Information
··········

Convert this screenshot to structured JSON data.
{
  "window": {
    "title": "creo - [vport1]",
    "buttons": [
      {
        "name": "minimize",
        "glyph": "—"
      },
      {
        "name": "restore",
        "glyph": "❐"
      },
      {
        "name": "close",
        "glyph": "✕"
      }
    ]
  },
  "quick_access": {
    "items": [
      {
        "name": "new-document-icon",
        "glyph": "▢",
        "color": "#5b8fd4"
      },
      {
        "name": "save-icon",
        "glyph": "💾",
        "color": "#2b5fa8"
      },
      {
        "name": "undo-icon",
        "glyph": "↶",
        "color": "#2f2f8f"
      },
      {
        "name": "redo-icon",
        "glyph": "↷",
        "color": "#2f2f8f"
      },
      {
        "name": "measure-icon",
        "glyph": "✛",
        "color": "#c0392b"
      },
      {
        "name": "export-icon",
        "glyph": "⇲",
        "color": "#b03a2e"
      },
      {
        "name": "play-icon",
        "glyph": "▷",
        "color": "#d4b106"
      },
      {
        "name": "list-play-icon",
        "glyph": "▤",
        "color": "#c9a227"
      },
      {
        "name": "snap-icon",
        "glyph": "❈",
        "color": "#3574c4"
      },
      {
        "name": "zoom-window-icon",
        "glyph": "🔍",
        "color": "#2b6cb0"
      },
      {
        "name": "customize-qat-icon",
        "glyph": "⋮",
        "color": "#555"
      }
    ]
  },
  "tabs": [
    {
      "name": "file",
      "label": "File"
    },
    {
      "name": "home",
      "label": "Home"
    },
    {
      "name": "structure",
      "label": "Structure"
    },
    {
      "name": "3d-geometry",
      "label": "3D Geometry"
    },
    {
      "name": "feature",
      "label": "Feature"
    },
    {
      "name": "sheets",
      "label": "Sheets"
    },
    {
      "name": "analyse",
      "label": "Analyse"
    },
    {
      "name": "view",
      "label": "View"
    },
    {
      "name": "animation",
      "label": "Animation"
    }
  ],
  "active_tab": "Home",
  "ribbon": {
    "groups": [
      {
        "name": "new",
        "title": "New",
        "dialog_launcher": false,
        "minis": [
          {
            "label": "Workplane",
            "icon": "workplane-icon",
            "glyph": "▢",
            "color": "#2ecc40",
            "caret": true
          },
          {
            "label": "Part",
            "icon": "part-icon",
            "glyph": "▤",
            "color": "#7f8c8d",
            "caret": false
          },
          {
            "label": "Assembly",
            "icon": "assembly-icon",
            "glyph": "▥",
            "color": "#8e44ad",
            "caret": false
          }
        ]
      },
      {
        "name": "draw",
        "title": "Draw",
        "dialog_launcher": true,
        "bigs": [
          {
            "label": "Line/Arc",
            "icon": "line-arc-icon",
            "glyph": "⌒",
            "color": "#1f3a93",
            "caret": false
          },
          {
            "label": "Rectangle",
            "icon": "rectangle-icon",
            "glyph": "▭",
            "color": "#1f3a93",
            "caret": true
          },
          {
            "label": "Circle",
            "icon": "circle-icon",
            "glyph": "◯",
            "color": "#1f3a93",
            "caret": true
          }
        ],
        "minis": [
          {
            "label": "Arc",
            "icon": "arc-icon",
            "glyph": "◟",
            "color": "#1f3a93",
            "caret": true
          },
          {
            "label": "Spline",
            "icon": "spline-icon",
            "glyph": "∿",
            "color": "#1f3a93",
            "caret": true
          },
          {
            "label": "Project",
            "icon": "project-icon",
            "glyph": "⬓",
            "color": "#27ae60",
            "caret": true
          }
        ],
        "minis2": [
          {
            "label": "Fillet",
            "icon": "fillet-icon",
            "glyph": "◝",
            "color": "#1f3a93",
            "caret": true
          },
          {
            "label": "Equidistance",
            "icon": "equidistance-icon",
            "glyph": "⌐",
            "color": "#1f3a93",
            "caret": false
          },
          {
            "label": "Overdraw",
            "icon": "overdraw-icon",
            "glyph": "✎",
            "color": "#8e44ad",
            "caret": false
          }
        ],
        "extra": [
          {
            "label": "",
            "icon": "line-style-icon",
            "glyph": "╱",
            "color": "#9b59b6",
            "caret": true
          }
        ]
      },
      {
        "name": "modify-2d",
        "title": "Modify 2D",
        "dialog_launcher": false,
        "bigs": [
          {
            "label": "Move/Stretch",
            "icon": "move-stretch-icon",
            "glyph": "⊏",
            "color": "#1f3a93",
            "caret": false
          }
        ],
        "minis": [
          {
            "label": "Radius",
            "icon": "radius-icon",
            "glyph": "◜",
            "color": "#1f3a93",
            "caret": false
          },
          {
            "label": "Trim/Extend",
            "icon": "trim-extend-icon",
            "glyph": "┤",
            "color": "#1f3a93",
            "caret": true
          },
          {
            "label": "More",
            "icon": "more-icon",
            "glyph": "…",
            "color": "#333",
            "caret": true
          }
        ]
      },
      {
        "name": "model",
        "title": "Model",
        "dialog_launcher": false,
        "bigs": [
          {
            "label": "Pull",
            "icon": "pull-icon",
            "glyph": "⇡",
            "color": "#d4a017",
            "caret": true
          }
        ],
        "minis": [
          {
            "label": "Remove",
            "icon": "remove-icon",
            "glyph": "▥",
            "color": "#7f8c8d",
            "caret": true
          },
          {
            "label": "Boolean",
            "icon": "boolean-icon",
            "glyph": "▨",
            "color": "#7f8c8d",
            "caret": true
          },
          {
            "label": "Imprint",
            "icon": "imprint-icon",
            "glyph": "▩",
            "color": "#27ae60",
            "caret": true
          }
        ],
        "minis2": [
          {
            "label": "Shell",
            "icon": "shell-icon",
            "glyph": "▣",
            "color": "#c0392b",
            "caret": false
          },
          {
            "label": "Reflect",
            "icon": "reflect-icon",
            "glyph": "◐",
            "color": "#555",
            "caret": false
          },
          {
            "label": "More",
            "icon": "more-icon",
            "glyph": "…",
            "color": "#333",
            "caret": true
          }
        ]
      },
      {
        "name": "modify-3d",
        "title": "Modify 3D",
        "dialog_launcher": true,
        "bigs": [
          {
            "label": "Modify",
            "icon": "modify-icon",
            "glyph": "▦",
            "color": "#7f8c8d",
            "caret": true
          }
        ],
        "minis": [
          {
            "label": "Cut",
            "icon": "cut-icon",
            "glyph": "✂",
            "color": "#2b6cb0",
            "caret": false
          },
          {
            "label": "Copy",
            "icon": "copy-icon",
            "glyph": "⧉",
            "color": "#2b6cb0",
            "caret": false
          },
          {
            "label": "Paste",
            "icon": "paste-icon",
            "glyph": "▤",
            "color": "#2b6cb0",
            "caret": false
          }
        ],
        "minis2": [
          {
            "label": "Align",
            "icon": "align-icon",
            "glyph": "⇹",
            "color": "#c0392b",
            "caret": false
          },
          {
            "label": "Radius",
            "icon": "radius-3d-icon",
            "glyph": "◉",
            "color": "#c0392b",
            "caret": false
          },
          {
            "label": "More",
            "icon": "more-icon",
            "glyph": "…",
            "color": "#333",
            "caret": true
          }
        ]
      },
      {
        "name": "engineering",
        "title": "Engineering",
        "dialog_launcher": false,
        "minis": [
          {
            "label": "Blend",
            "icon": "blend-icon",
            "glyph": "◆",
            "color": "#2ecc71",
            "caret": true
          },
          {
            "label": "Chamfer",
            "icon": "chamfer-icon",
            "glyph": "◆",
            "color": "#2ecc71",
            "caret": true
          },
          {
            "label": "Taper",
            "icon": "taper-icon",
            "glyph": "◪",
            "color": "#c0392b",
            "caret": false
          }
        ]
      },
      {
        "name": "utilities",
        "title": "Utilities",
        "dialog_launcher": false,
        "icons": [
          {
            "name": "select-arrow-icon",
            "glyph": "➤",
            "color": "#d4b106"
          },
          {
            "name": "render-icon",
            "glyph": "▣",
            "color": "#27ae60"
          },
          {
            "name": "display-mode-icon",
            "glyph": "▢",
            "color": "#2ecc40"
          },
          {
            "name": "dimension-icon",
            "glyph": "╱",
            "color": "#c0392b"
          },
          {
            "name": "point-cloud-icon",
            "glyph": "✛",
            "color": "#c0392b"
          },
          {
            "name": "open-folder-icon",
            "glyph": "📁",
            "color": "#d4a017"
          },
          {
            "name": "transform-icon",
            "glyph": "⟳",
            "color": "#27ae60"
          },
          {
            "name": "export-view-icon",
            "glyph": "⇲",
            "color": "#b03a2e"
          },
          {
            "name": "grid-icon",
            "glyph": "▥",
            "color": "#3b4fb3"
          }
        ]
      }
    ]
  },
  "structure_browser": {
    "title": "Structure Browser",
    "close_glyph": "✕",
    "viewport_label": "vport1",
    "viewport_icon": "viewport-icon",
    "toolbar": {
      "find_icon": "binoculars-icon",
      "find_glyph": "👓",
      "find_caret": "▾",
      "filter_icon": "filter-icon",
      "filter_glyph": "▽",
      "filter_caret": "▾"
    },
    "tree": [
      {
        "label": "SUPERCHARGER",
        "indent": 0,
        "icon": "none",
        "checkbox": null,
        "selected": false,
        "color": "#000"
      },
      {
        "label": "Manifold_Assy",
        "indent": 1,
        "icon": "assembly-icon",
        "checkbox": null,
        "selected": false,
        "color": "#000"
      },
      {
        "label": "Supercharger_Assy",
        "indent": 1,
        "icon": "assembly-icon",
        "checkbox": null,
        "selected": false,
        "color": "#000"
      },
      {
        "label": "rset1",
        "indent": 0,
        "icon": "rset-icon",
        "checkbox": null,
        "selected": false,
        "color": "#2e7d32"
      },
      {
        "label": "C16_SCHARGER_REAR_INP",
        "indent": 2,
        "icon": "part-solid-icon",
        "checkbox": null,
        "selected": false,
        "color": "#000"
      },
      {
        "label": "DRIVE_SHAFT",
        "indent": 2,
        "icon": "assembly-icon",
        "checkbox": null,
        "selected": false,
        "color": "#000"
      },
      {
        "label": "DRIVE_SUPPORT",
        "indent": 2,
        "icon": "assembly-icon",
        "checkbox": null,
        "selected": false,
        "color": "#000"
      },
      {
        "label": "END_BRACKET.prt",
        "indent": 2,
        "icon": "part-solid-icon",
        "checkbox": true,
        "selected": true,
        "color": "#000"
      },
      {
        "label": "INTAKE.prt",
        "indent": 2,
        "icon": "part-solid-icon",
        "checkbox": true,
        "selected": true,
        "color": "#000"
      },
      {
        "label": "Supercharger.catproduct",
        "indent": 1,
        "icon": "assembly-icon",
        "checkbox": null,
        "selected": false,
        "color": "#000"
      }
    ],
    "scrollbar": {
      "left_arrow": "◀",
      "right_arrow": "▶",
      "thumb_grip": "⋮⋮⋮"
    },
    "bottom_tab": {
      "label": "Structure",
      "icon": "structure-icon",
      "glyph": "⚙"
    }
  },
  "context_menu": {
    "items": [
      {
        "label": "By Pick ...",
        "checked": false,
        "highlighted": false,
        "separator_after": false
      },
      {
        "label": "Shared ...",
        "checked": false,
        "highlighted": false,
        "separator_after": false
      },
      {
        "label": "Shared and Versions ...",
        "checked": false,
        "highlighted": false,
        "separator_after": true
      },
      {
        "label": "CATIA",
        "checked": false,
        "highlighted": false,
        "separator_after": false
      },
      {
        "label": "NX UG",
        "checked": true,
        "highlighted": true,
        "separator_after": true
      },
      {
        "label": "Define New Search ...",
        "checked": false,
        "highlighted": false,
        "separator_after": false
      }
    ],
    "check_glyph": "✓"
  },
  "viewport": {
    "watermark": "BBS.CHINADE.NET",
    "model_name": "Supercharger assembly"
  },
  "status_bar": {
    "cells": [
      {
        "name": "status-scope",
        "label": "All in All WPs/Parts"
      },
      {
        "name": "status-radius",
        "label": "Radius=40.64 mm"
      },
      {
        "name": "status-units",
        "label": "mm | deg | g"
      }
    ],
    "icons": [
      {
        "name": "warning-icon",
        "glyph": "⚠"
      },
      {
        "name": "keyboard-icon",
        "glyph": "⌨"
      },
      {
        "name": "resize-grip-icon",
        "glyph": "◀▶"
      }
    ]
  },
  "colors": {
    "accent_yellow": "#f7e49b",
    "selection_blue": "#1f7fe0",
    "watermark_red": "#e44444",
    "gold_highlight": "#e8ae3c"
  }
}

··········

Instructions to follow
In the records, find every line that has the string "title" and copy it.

Solution for this problem
    "title": "creo - [vport1]",
        "title": "New",
        "title": "Draw",
        "title": "Modify 2D",
        "title": "Model",
        "title": "Modify 3D",
        "title": "Engineering",
        "title": "Utilities",
    "title": "Structure Browser",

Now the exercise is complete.